And with that, the middle is cut to match the handle. I didn’t get a picture of using the miter saw, but it’s easy enough to use your imagination. I just adjusted the miter until the blade was right along the line, cut, and then did it again. I’ll note here that it is important, if your handle isn’t perfectly symmetrical, to make sure you know which way faces front. You don’t want to turn the handle around and make your nicely matched tapers mismatch.
Gluing the head together
Once the middle is ready, the head can be laminated together. I clamped the glue up by eye, and then gently slid the handle through to make sure it lined up. You have to be gentle doing this, because cramming the handle will push the sides out if you do it with enough force. After that, I removed the handle and made sure the bottom and top are still flush on a flat table, then checked the handle one more time. I let it dry overnight.
Cutting the angles on the mallet head
I’ll point out that you’ll notice in the last step, the sides of the head are already cut. For whatever reason, I did this before gluing the head up. This was dumb and made the glue-up a lot trickier. If you’re doing this, you can do the cuts on the sides of the mallet head after glue up, and you’ll have a perfectly flat surface without any fuss. I simply set the miter saw to 5 degrees either way, and made the cuts.
Nearly complete – one hiccup
At this point, I could have begun using the mallet, but I wasn’t happy with how I chose to do the taper, as I alluded to earlier. I made the tapers go all the way to the end, which I didn’t like – I wanted the “grab” area to be a little thicker than this allowed, plus be flat. Also, I think the tip of the handle sticks farther out than it really needs to.
I ended up cutting a new piece out of my remaining scrap for the handle. I double-stick taped the new handle to the old one, and used a flush trim bit in the router to only match the part of the taper needed to match the wedge in the now-complete head of the mallet. I was able to use the same technique with some straight pieces of MDF to get the bottom of the handle to be a straight 1-1/8″ or so piece.

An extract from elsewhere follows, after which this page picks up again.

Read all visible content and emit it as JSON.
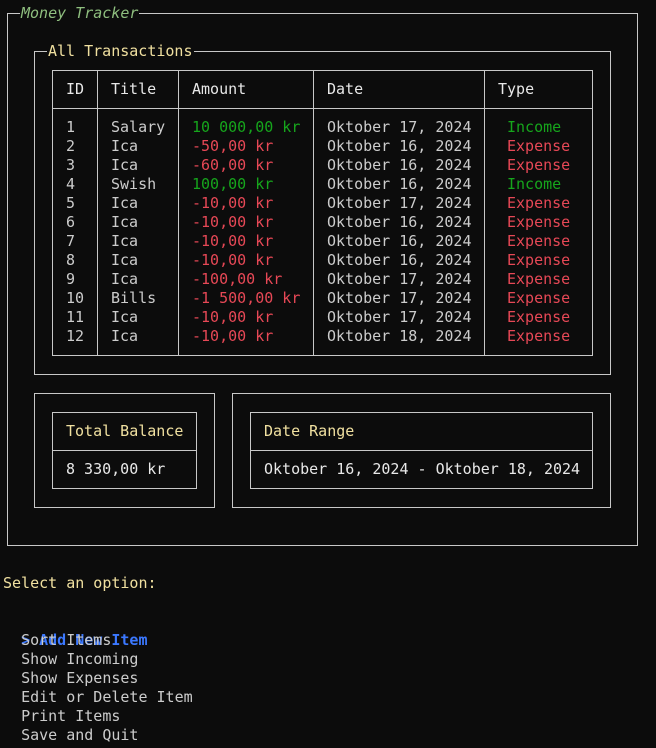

Here are a few more pictures. Next time, I would probably do a template in 1/4″ MDF or something, and use a similar technique. The advantage there is you can just flip the template over to make a symmetrical match on both sides very easily. There isn’t much material to remove, so a 1/2″ flush trim bit readily gets rid of it, even in a hard wood like ash. I did skim down the sides first before trimming all the way to the template; there’s no reason to make the router bit hog out too much material at once and put stress on it.

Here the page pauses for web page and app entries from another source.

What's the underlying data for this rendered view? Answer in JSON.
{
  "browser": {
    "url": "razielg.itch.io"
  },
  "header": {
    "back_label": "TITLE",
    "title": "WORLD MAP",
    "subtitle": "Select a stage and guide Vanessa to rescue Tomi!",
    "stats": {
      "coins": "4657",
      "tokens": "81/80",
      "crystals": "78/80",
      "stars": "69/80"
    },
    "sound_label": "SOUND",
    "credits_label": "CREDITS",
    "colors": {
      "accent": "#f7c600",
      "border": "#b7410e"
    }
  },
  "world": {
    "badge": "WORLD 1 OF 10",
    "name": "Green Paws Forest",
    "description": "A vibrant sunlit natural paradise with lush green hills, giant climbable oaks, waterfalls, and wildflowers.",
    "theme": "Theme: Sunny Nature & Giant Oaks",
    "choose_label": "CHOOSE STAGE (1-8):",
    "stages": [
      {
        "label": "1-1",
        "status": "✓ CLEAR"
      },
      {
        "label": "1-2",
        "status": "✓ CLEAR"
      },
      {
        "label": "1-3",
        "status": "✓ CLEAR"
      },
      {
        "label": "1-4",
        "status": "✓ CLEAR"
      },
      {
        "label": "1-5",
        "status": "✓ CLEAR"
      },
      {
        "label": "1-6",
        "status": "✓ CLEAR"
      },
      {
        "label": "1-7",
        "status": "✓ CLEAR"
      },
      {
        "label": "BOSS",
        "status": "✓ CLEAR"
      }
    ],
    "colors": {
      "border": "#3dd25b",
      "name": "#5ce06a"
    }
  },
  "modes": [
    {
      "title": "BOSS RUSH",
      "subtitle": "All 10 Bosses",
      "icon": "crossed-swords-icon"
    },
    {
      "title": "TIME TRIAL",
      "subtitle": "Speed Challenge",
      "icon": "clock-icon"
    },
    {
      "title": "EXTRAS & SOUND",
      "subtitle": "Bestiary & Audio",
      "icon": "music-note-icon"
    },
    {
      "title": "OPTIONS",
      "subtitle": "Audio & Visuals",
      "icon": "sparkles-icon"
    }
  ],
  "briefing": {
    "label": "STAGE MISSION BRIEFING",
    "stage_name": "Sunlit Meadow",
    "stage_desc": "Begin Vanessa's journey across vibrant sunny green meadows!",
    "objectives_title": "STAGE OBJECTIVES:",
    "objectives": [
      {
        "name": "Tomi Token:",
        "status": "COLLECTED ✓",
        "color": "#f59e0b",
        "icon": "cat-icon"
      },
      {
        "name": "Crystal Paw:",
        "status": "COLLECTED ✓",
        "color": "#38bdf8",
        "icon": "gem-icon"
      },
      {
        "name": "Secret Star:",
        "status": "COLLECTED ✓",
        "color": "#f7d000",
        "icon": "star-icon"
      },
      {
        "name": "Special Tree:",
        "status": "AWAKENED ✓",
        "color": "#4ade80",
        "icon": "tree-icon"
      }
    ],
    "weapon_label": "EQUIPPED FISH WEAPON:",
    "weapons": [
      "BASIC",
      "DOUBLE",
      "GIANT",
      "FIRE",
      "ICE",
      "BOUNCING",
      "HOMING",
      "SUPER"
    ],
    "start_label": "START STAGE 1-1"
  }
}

At this point, all that was left was routing some nice edges on the mallet, so it didn’t have sharp corners. First, I used a 1/4″ roundover bit in the router table to make a nice grip area on the handle. After that, I used a chamfer bit to put chamfers all around the entire mallet.
You could just use the mallet as it sits, but I chose to finish it to prevent it from getting scratched, etc any sooner than necessary. A lot of people use boiled linseed oil to add weight to the mallet head. I didn’t have any on hand, and the thing is pretty heavy anyway, so I just used some Watco danish oil and wipe-on poly I had in the shop. I didn’t really worry about the glue I accidentally wiped on the laminated face or anything – I wasn’t in it for show, just to get something on there so it would hold up a little bit better.
The mallet has come in extremely handy since I made it, and I could see making a large variety of sizes for different uses. I didn’t have to buy anything I didn’t already have on hand, so the price was right, and it’s a very easy job. To me, it’s much better to build a laminated wooden mallet than spending a bunch of money on a commercially-built version.